Click the + button to add the source servers for the connector. These are the servers that will be responsible for routing email out from your organization to the internet. Multiple servers will provide redundancy for outbound mail flow. Click OK and then click Finish.
The send connector is now visible in the Exchange Admin Center.
For further configuration and tested steps refer to the last section of this article.
Configuring Outbound Mail Flow via a Smart Host
Configuring a Send Connector to send outbound internet email via a smart host is the same process as above, with the following differences.
First, the network setting is configured to Route mail through smart hosts instead of MX records. You must then click the + button to add at least one smart host name or IP address. Multiple smart hosts are permitted and are recommended for redundancy.
When you choose to use a smart host you also get the option to configure authentication for the Send Connector. This is only necessary if the smart host requires it. Many email security servers/appliances or even hosted solutions will simply authenticate you based on your IP address rather than require other credentials.
Testing a New Send Connector

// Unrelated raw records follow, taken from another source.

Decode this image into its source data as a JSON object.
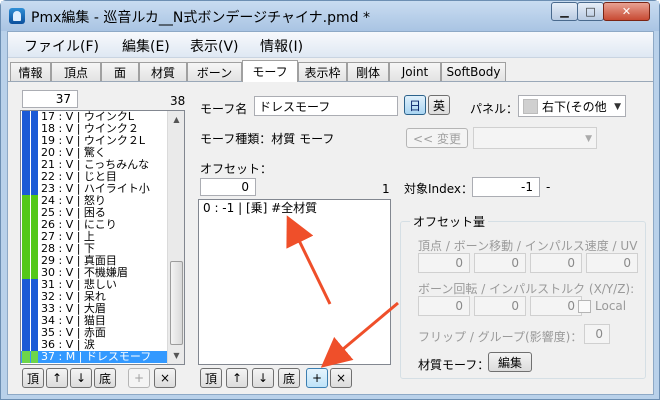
{
  "window": {
    "title": "Pmx編集 - 巡音ルカ__N式ボンデージチャイナ.pmd *",
    "min": "▁",
    "max": "□",
    "close": "✕"
  },
  "menu": [
    "ファイル(F)",
    "編集(E)",
    "表示(V)",
    "情報(I)"
  ],
  "tabs": [
    "情報",
    "頂点",
    "面",
    "材質",
    "ボーン",
    "モーフ",
    "表示枠",
    "剛体",
    "Joint",
    "SoftBody"
  ],
  "active_tab": "モーフ",
  "morph_list": {
    "index_value": "37",
    "count": "38",
    "items": [
      {
        "text": "17 : V | ウインクL",
        "color": "blue"
      },
      {
        "text": "18 : V | ウインク２",
        "color": "blue"
      },
      {
        "text": "19 : V | ウインク２L",
        "color": "blue"
      },
      {
        "text": "20 : V | 驚く",
        "color": "blue"
      },
      {
        "text": "21 : V | こっちみんな",
        "color": "blue"
      },
      {
        "text": "22 : V | じと目",
        "color": "blue"
      },
      {
        "text": "23 : V | ハイライト小",
        "color": "blue"
      },
      {
        "text": "24 : V | 怒り",
        "color": "green"
      },
      {
        "text": "25 : V | 困る",
        "color": "green"
      },
      {
        "text": "26 : V | にこり",
        "color": "green"
      },
      {
        "text": "27 : V | 上",
        "color": "green"
      },
      {
        "text": "28 : V | 下",
        "color": "green"
      },
      {
        "text": "29 : V | 真面目",
        "color": "green"
      },
      {
        "text": "30 : V | 不機嫌眉",
        "color": "green"
      },
      {
        "text": "31 : V | 悲しい",
        "color": "blue"
      },
      {
        "text": "32 : V | 呆れ",
        "color": "blue"
      },
      {
        "text": "33 : V | 大眉",
        "color": "blue"
      },
      {
        "text": "34 : V | 猫目",
        "color": "blue"
      },
      {
        "text": "35 : V | 赤面",
        "color": "blue"
      },
      {
        "text": "36 : V | 涙",
        "color": "blue"
      },
      {
        "text": "37 : M | ドレスモーフ",
        "color": "selected"
      }
    ],
    "buttons": [
      "頂",
      "↑",
      "↓",
      "底",
      "+",
      "×"
    ]
  },
  "morph": {
    "name_label": "モーフ名",
    "name_value": "ドレスモーフ",
    "lang_jp": "日",
    "lang_en": "英",
    "panel_label": "パネル：",
    "panel_value": "右下(その他",
    "type_label": "モーフ種類：材質 モーフ",
    "change_button": "<< 変更",
    "offset_label": "オフセット：",
    "offset_index": "0",
    "offset_count": "1",
    "target_label": "対象Index：",
    "target_value": "-1",
    "target_suffix": "-",
    "offset_items": [
      "0 : -1 | [乗] #全材質"
    ],
    "offset_buttons": [
      "頂",
      "↑",
      "↓",
      "底",
      "+",
      "×"
    ]
  },
  "offset_amount": {
    "title": "オフセット量",
    "row1_label": "頂点 / ボーン移動 / インパルス速度 / UV",
    "row1_values": [
      "0",
      "0",
      "0",
      "0"
    ],
    "row2_label": "ボーン回転 / インパルストルク (X/Y/Z):",
    "row2_values": [
      "0",
      "0",
      "0"
    ],
    "local_label": "Local",
    "flip_label": "フリップ / グループ(影響度)：",
    "flip_value": "0",
    "material_label": "材質モーフ：",
    "edit_button": "編集"
  },
  "colors": {
    "annotation_arrow": "#ef4f2a",
    "selection": "#3399ff"
  }
}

The obvious way to test a new send connector is to send an email from inside the organization to an external recipient.
When the message is received in the external mailbox you can then take the message headers and use the MXToolbox header analyzer or the ExRCA Message Analyzer to inspect the headers and confirm that the email passed through the source servers you were expecting it to for that outbound route.
If the email does not arrive you can inspect the transport queues on your Exchange servers for stuck email.
[PS] C:\>Get-TransportService | get-queue Identity DeliveryType Status MessageCount Velocity RiskLevel OutboundIPPool NextHopDomain -------- ------------ ------ ------------ -------- --------- -------------- ------------- E15MB1\22206 SmtpDeliv... Ready 0 0 Normal 0 mailbox database 1 E15MB1\Submission Undefined Ready 0 0 Normal 0 Submission E15MB1\Shadow\22204 ShadowRed... Ready 0 0 Normal 0 e15mb3.exchange2013dem... E15MB2\22750 SmtpDeliv... Ready 0 0 Normal 0 mailbox database 2 E15MB2\Submission Undefined Ready 0 0 Normal 0 Submission E15MB2\Shadow\22748 ShadowRed... Ready 0 0 Normal 0 e15mb1.exchange2013dem... E15MB3\Submission Undefined Ready 0 0 Normal 0 Submission E15MB3\Shadow\16452 ShadowRed... Ready 1 0 Normal 0 e15mb1.exchange2013dem... E15MB3\Shadow\16456 ShadowRed... Ready 1 0 Normal 0 e15mb2.exchange2013dem...
[PS] C:\>Get-Queue E15MB1\22206 | Get-Message | ft
If the properties of the stuck messages do not reveal the problem then another valuable source of troubleshooting information is the protocol logs. For more tips refer to the following article:
Further Configuration Options for Send Connectors
Some additional configuration options you can explore are:
- Proxying email through Front End/Client Access Servers
- Configuring protocol logging for Exchange 2013
- Configuring outbound message size limits for Exchange 2013
- Configuring the FQDN for HELO/EHLO on a send connector